Steve and Jen bring you this daily review of the news
Premium Advertiser

News Blog Sponsors

News Links

BBC World Service
The Guardian
Washington Post
Iraq Order of Battle
NY Times
LA Times
ABC News

Blogs We Like

Daily Kos
Digby's Blog
Operation Yellow Elephant
Iraq Casualty Count
Media Matters
Talking Points
Defense Tech
Intel Dump
Soldiers for the Truth
Margaret Cho
Juan Cole
Just a Bump in the Beltway
Baghdad Burning
Howard Stern
Michael Moore
James Wolcott
Cooking for Engineers
There is No Crisis
Whiskey Bar
Rude Pundit
Crooks and Liars
Amazin' Avenue
DC Media Girl
The Server Logs

Blogger Credits

Powered by Blogger

Archives by
Publication Date
August 2003
September 2003
October 2003
November 2003
December 2003
January 2004
February 2004
March 2004
April 2004
May 2004
June 2004
July 2004
August 2004
September 2004
October 2004
November 2004
December 2004
January 2005
February 2005
March 2005
April 2005
May 2005
June 2005
July 2005
August 2005
September 2005
October 2005
November 2005
December 2005
January 2006
February 2006
March 2006
April 2006
May 2006
June 2006
July 2006
August 2006
September 2006
October 2006
November 2006
December 2006
January 2007
February 2007
Comments Credits
Comments by YACCS
Saturday, August 26, 2006

The backup seafood

Ed Alcock for The New York Times
On a beach in western France, fresh mussels finish
roasting on a bed of pine branches. They are eaten
with just bread and butter.

A Passion for Mussels

Published: August 23, 2006

ÎLE DE RÉ, France

THE few Americans who come to this scrubby Atlantic island all seem to describe it the same way. It’s “the French Nantucket,” according to New Englanders, or “Francehampton” to New Yorkers, who feel at home with its combination of lively beach towns, sandy potato fields, washed-blue skies and shellfish shacks.

The Île de Ré is about two miles out from the city of La Rochelle, and about 3,300 miles east of Portland, Me. The terrain may seem familiar, but once you sit down at one of the island’s restaurants, you know you’re not in the United States.

That’s because while clams and oysters are the stars of summer in New England, this region, the Charente-Maritime, is besotted with mussels. Yes, there are oyster bars and clam shacks on the beach that rival Maine’s finest, where the shellfish are cracked open and served raw, so fresh from the water that you can see them recoil from a squeeze of lemon.

But it’s local mussels that show up when villages here host big public dinners — the equivalent of pancake breakfasts — in the town square, like the “Fête Moules Frites” held in La Couarde-sur-Mer during the Bastille Day holiday weekend this year.

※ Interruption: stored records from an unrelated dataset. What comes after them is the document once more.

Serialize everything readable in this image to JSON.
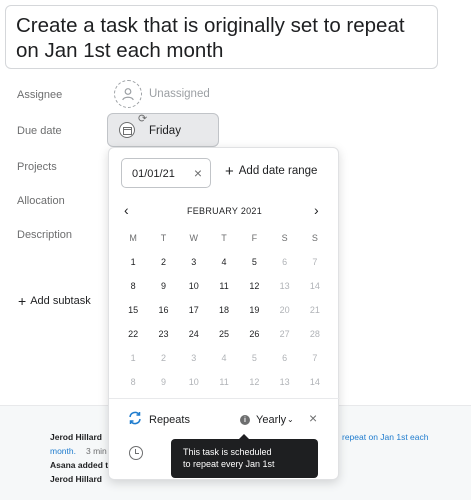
{
  "task": {
    "title": "Create a task that is originally set to repeat on Jan 1st each month"
  },
  "fields": {
    "assignee_label": "Assignee",
    "assignee_value": "Unassigned",
    "due_label": "Due date",
    "due_value": "Friday",
    "projects_label": "Projects",
    "allocation_label": "Allocation",
    "description_label": "Description",
    "add_subtask": "Add subtask"
  },
  "date_picker": {
    "date_value": "01/01/21",
    "add_range": "Add date range",
    "month": "FEBRUARY 2021",
    "weekdays": [
      "M",
      "T",
      "W",
      "T",
      "F",
      "S",
      "S"
    ],
    "weeks": [
      [
        [
          "1",
          false
        ],
        [
          "2",
          false
        ],
        [
          "3",
          false
        ],
        [
          "4",
          false
        ],
        [
          "5",
          false
        ],
        [
          "6",
          true
        ],
        [
          "7",
          true
        ]
      ],
      [
        [
          "8",
          false
        ],
        [
          "9",
          false
        ],
        [
          "10",
          false
        ],
        [
          "11",
          false
        ],
        [
          "12",
          false
        ],
        [
          "13",
          true
        ],
        [
          "14",
          true
        ]
      ],
      [
        [
          "15",
          false
        ],
        [
          "16",
          false
        ],
        [
          "17",
          false
        ],
        [
          "18",
          false
        ],
        [
          "19",
          false
        ],
        [
          "20",
          true
        ],
        [
          "21",
          true
        ]
      ],
      [
        [
          "22",
          false
        ],
        [
          "23",
          false
        ],
        [
          "24",
          false
        ],
        [
          "25",
          false
        ],
        [
          "26",
          false
        ],
        [
          "27",
          true
        ],
        [
          "28",
          true
        ]
      ],
      [
        [
          "1",
          true
        ],
        [
          "2",
          true
        ],
        [
          "3",
          true
        ],
        [
          "4",
          true
        ],
        [
          "5",
          true
        ],
        [
          "6",
          true
        ],
        [
          "7",
          true
        ]
      ],
      [
        [
          "8",
          true
        ],
        [
          "9",
          true
        ],
        [
          "10",
          true
        ],
        [
          "11",
          true
        ],
        [
          "12",
          true
        ],
        [
          "13",
          true
        ],
        [
          "14",
          true
        ]
      ]
    ],
    "repeats_label": "Repeats",
    "frequency": "Yearly"
  },
  "tooltip": {
    "line1": "This task is scheduled",
    "line2": "to repeat every Jan 1st"
  },
  "activity": {
    "line1_user": "Jerod Hillard",
    "line1_link": "repeat on Jan 1st each",
    "line2_link": "month.",
    "line2_time": "3 min",
    "line3": "Asana added t",
    "line4_user": "Jerod Hillard"
  },
  "colors": {
    "accent": "#1f7cce",
    "tooltip_bg": "#1e1f21",
    "activity_bg": "#f6f8f9"
  },
  "icons": {
    "assignee": "user-icon",
    "due": "calendar-icon",
    "due_badge": "repeat-icon",
    "clear": "close-icon",
    "prev": "chevron-left-icon",
    "next": "chevron-right-icon",
    "repeats": "repeat-icon",
    "info": "info-icon",
    "time": "clock-icon"
  }
}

And mussels, not clams, are the primary ingredient for the local version of the New England clambake. Éclade de moules is a kind of ritualized mussel-roast, which can be as simple as a family beach picnic or can be expanded to feed hundreds for a wedding. It takes patience and steady hands to arrange the mussels in the traditional pattern of concentric circles. But other than that, it’s the simplest dish imaginable.

“For the real éclade de moules,” said a shellfish dealer at the Thursday market in the island town of Ars-en-Ré, “all you need is mussels, pine needles and bread and butter.”

The mussels are arranged on a plank of pine that has been soaked in seawater, then covered with pine branches or grape vines that are set alight. In about five minutes, the smoldering branches are swept away, leaving behind a bracing aroma and mussels filled with smoky meat.

Beyond éclade, mussels are on every menu, most often steamed open in white wine and seawater and finished with spoonfuls of crème fraîche. On the coast, the favorite dish is mouclade, in which mussels are steamed open and their top shells are removed, and then they are drowned in a succulent, curry-spiked cream sauce.

posted by Steve @ 4:20:00 AM

4:20:00 AM

The News Blog home page


Editorial Staff

Add to My AOL

Support The News Blog

Amazon Honor System Click Here to Pay Learn More
News Blog Food Blog
Visit the News Blog Food Blog
The News Blog Shops
Operation Yellow Elephant
Enlist, Young Republicans